Pompeii is one of the great underexplored subjects in cinematic history. There's rich dramatic potential in the stories of the civilization ended by Mt. Vesuvius' sudden, terrible eruption in 79 A.D. and they've been barely exploited save for several adaptations of Edward Bulwer-Lytton's 19th century novel "The Last Days of Pompeii."
Paul W.S. Anderson, the auteur of trash like the "Resident Evil" movies, isn't the first filmmaker that comes to mind in terms of ideal Pompeii adapters. He's not even the fifth, or the tenth, or the fifteenth. Roman Polanski, who attempted a Pompeii movie, would rank higher on that list. So would screenwriter Robert Towne ("Chinatown"), who took a crack at a miniseries.

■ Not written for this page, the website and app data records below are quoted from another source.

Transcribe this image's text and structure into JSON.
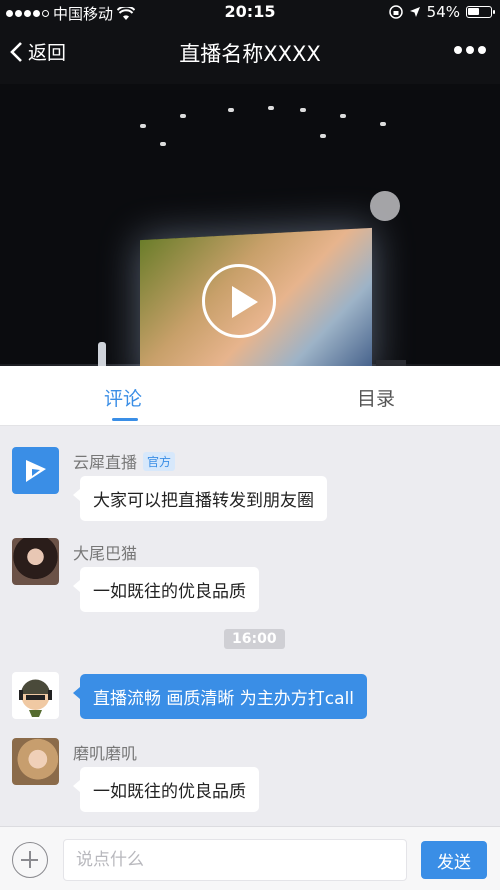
{
  "status_bar": {
    "carrier": "中国移动",
    "time": "20:15",
    "battery": "54%",
    "battery_level": 0.54,
    "signal_filled": 4,
    "signal_total": 5
  },
  "nav": {
    "back_label": "返回",
    "title": "直播名称XXXX"
  },
  "tabs": [
    {
      "label": "评论",
      "active": true
    },
    {
      "label": "目录",
      "active": false
    }
  ],
  "messages": [
    {
      "user": "云犀直播",
      "badge": "官方",
      "text": "大家可以把直播转发到朋友圈",
      "style": "white"
    },
    {
      "user": "大尾巴猫",
      "text": "一如既往的优良品质",
      "style": "white"
    },
    {
      "timestamp": "16:00"
    },
    {
      "user": "",
      "text": "直播流畅 画质清晰 为主办方打call",
      "style": "blue"
    },
    {
      "user": "磨叽磨叽",
      "text": "一如既往的优良品质",
      "style": "white"
    }
  ],
  "input": {
    "placeholder": "说点什么",
    "send_label": "发送"
  },
  "colors": {
    "accent": "#3a8ee6",
    "header_bg": "#101114",
    "chat_bg": "#ececf0"
  }
}
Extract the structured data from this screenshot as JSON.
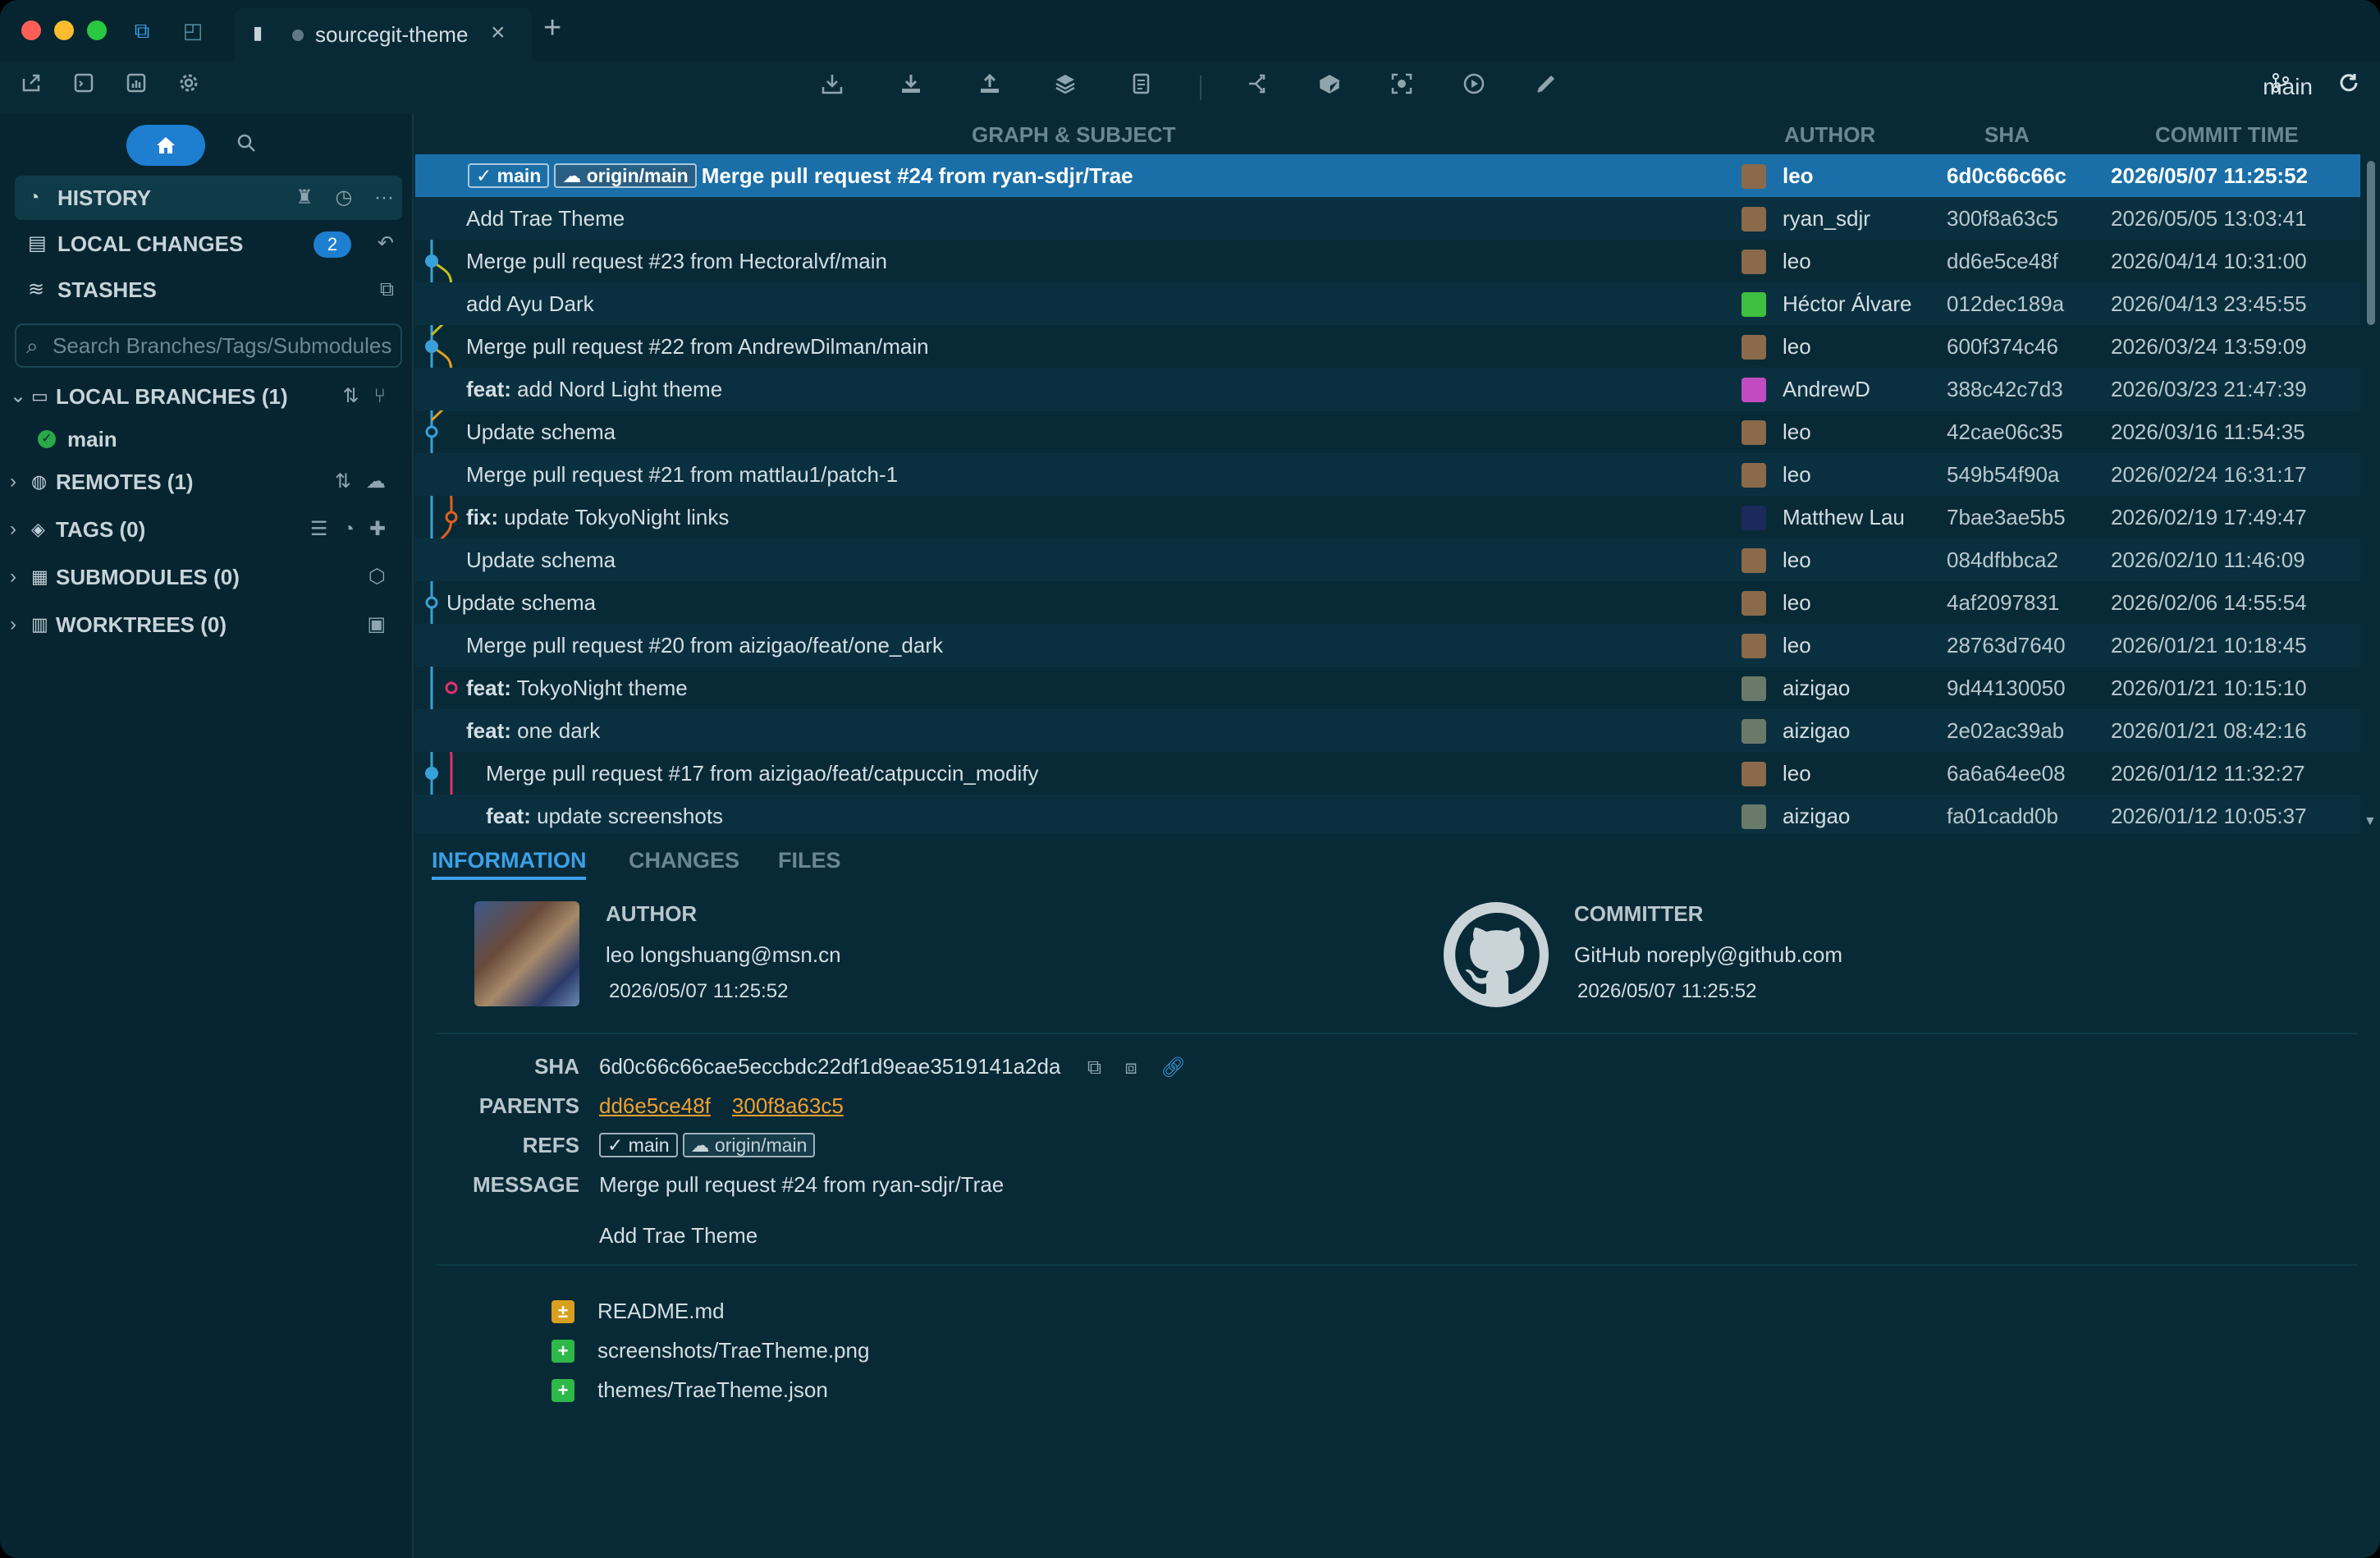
{
  "window": {
    "tab_title": "sourcegit-theme",
    "new_tab_label": "+",
    "close_label": "×"
  },
  "toolbar": {
    "branch": "main"
  },
  "sidebar": {
    "nav": [
      {
        "label": "HISTORY",
        "icon": "history-icon"
      },
      {
        "label": "LOCAL CHANGES",
        "icon": "local-changes-icon",
        "badge": "2"
      },
      {
        "label": "STASHES",
        "icon": "stashes-icon"
      }
    ],
    "search_placeholder": "Search Branches/Tags/Submodules",
    "tree": [
      {
        "label": "LOCAL BRANCHES (1)",
        "expanded": true
      },
      {
        "label": "REMOTES (1)",
        "expanded": false
      },
      {
        "label": "TAGS (0)",
        "expanded": false
      },
      {
        "label": "SUBMODULES (0)",
        "expanded": false
      },
      {
        "label": "WORKTREES (0)",
        "expanded": false
      }
    ],
    "local_branch": "main"
  },
  "history": {
    "headers": {
      "graph_subject": "GRAPH & SUBJECT",
      "author": "AUTHOR",
      "sha": "SHA",
      "commit_time": "COMMIT TIME"
    },
    "commits": [
      {
        "refs": [
          "main",
          "origin/main"
        ],
        "prefix": "",
        "subject": "Merge pull request #24 from ryan-sdjr/Trae",
        "author": "leo",
        "sha": "6d0c66c66c",
        "time": "2026/05/07 11:25:52",
        "avatar": "#8a6a4a"
      },
      {
        "refs": [],
        "prefix": "",
        "subject": "Add Trae Theme",
        "author": "ryan_sdjr",
        "sha": "300f8a63c5",
        "time": "2026/05/05 13:03:41",
        "avatar": "#8a6a4a"
      },
      {
        "refs": [],
        "prefix": "",
        "subject": "Merge pull request #23 from Hectoralvf/main",
        "author": "leo",
        "sha": "dd6e5ce48f",
        "time": "2026/04/14 10:31:00",
        "avatar": "#8a6a4a"
      },
      {
        "refs": [],
        "prefix": "",
        "subject": "add Ayu Dark",
        "author": "Héctor Álvare",
        "sha": "012dec189a",
        "time": "2026/04/13 23:45:55",
        "avatar": "#3fbf3f"
      },
      {
        "refs": [],
        "prefix": "",
        "subject": "Merge pull request #22 from AndrewDilman/main",
        "author": "leo",
        "sha": "600f374c46",
        "time": "2026/03/24 13:59:09",
        "avatar": "#8a6a4a"
      },
      {
        "refs": [],
        "prefix": "feat:",
        "subject": " add Nord Light theme",
        "author": "AndrewD",
        "sha": "388c42c7d3",
        "time": "2026/03/23 21:47:39",
        "avatar": "#c24bc2"
      },
      {
        "refs": [],
        "prefix": "",
        "subject": "Update schema",
        "author": "leo",
        "sha": "42cae06c35",
        "time": "2026/03/16 11:54:35",
        "avatar": "#8a6a4a"
      },
      {
        "refs": [],
        "prefix": "",
        "subject": "Merge pull request #21 from mattlau1/patch-1",
        "author": "leo",
        "sha": "549b54f90a",
        "time": "2026/02/24 16:31:17",
        "avatar": "#8a6a4a"
      },
      {
        "refs": [],
        "prefix": "fix:",
        "subject": " update TokyoNight links",
        "author": "Matthew Lau",
        "sha": "7bae3ae5b5",
        "time": "2026/02/19 17:49:47",
        "avatar": "#1a2a5a"
      },
      {
        "refs": [],
        "prefix": "",
        "subject": "Update schema",
        "author": "leo",
        "sha": "084dfbbca2",
        "time": "2026/02/10 11:46:09",
        "avatar": "#8a6a4a"
      },
      {
        "refs": [],
        "prefix": "",
        "subject": "Update schema",
        "author": "leo",
        "sha": "4af2097831",
        "time": "2026/02/06 14:55:54",
        "avatar": "#8a6a4a"
      },
      {
        "refs": [],
        "prefix": "",
        "subject": "Merge pull request #20 from aizigao/feat/one_dark",
        "author": "leo",
        "sha": "28763d7640",
        "time": "2026/01/21 10:18:45",
        "avatar": "#8a6a4a"
      },
      {
        "refs": [],
        "prefix": "feat:",
        "subject": " TokyoNight theme",
        "author": "aizigao",
        "sha": "9d44130050",
        "time": "2026/01/21 10:15:10",
        "avatar": "#6a7a6a"
      },
      {
        "refs": [],
        "prefix": "feat:",
        "subject": " one dark",
        "author": "aizigao",
        "sha": "2e02ac39ab",
        "time": "2026/01/21 08:42:16",
        "avatar": "#6a7a6a"
      },
      {
        "refs": [],
        "prefix": "",
        "subject": "Merge pull request #17 from aizigao/feat/catpuccin_modify",
        "author": "leo",
        "sha": "6a6a64ee08",
        "time": "2026/01/12 11:32:27",
        "avatar": "#8a6a4a"
      },
      {
        "refs": [],
        "prefix": "feat:",
        "subject": " update screenshots",
        "author": "aizigao",
        "sha": "fa01cadd0b",
        "time": "2026/01/12 10:05:37",
        "avatar": "#6a7a6a"
      }
    ]
  },
  "details": {
    "tabs": [
      "INFORMATION",
      "CHANGES",
      "FILES"
    ],
    "author_title": "AUTHOR",
    "author_name": "leo longshuang@msn.cn",
    "author_date": "2026/05/07 11:25:52",
    "committer_title": "COMMITTER",
    "committer_name": "GitHub noreply@github.com",
    "committer_date": "2026/05/07 11:25:52",
    "sha_label": "SHA",
    "sha_value": "6d0c66c66cae5eccbdc22df1d9eae3519141a2da",
    "parents_label": "PARENTS",
    "parents": [
      "dd6e5ce48f",
      "300f8a63c5"
    ],
    "refs_label": "REFS",
    "refs": [
      "main",
      "origin/main"
    ],
    "message_label": "MESSAGE",
    "message_title": "Merge pull request #24 from ryan-sdjr/Trae",
    "message_body": "Add Trae Theme",
    "files": [
      {
        "status": "±",
        "color": "#d9a020",
        "path": "README.md"
      },
      {
        "status": "+",
        "color": "#2eb84a",
        "path": "screenshots/TraeTheme.png"
      },
      {
        "status": "+",
        "color": "#2eb84a",
        "path": "themes/TraeTheme.json"
      }
    ]
  }
}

This is the hand we've been dealt, though, and the truth is that Anderson's 3-D "Pompeii" is a fine old-fashioned entertainment, a "Gladiator"-lite with sweeping scope. It's a giant spectacle about a gladiator-slave named Milo (Kit Harington) who falls for the wealthy Cassia (Emily Browning),who is betrothed to an evil Roman senator (Kiefer Sutherland, wildly overacting), in the days before the Vesuvius eruption.
Most of the picture treads conventional ground from a narrative standpoint, albeit with interstitials showcasing the angry, bubbling volcano. This isn't really a film about the particulars of Pompeii's civilization, though the foreshadowing gives it a haunting, apocalyptic undercurrent. Plus, the movie attempts to address the uncomfortable clash between big business interests and moral standards, which is more than can be said for most similar efforts.
At heart, this is a classic B-picture, a sword-and-sandals epic with action that fluidly occupies every bit of the three-dimensional frame, impressively layered wide shots and production design that rejects the computerized-sameness of so many modern period action spectacles for a measure of authenticity.
It is, in other words, a 3-D movie both in terms of its cinematographic presentation and in its incorporation of a reasonably engaging story. "Pompeii" isn't the authoritative movie on this particular subject. We're still waiting for that. But it's a respectable effort.
Directed by Paul W.S. Anderson
Starring Kit Harington, Emily Browning, Kiefer Sutherland